“The market is very much dictated by what’s happening in the world,” says the Yorkshire-born Gomersall, who started in the rug trade in the mid 1970s as an art student studying abroad in Greece. “I do much of the traveling myself to various countries to meet with various pickers I’ve cultivated over the years. But it all depends on the political situation. In the early years, I would go to Iran, Afghanistan, and Turkey. After the Soviets invaded Afghanistan and the Shah was deposed, I’d go to the northwest frontier of Pakistan, to places like Peshawar and Balochistan. After 9/11, we had to limit ourselves to Turkey and Morocco. This year, we were about to go to Syria but then it erupted.”
Gomersall met Schecter, a textile designer who hails from Long Island, on much safer ground—a Moroccan restaurant in the East Village in the mid nineties. They opened their Kea headquarters in Brooklyn 10 years ago. After weekending at their house in Germantown for a number of years, they “decided it was time for a rug shop in Hudson” They will be in their current space until November. As for permanently joining the tribe of other cosmopolitan purveyors of the decorative and fine arts that currently carpet Warren Street from top to bottom (if not wall to wall), they both say, “We’ll just wait and see what happens.”
Meanwhile, hanging on the walls or neatly piled in corners of the 12-by-10-foot space are examples of an age-old art form brought to contemporary life: two shagadelic Turkish rugs called Filiklis (behind Schecter in the photograph) with long-strands of goat hair woven into them that were made in the 1960s and seventies; the group of those candy-colored Boucherouites described above (pictured at right); chicly monochromatic Siirts from Central Asia; and a stack of plush Beni Ouarains, soft woolen area carpets designed for sleeping that were created by a young Moroccan woman who recently took over over her father’s rug business after he was incapacitated by a heart attack. The series was commissioned by Kea and a woman’s economic empowerment group called Nest. Gomersall mentions that the woman’s father is far from happy, despite the continuance of the family trade, because he is certain that no man will marry his daughter now that she has become so independent.
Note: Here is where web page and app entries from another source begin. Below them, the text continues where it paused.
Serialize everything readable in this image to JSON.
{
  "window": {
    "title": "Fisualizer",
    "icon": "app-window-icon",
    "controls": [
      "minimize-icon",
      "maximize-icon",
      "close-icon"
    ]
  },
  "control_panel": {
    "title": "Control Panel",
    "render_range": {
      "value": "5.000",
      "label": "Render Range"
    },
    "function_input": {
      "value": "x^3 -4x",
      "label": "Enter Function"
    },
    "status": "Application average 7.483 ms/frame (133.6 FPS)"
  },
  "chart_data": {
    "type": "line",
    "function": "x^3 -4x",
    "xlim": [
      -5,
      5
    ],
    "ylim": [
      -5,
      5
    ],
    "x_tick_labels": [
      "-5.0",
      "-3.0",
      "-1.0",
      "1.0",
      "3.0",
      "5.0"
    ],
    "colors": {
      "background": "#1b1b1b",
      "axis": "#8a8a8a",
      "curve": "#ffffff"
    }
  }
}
In other words, Kea is not just a carpet store; it’s a petite précis of the adaptable artistry, resourcefulness, and craft of women weavers throughout the millennia.
Kea on the Hudson
409 Warren Street, Hudson
Thursday - Sunday; noon - 6 p.m.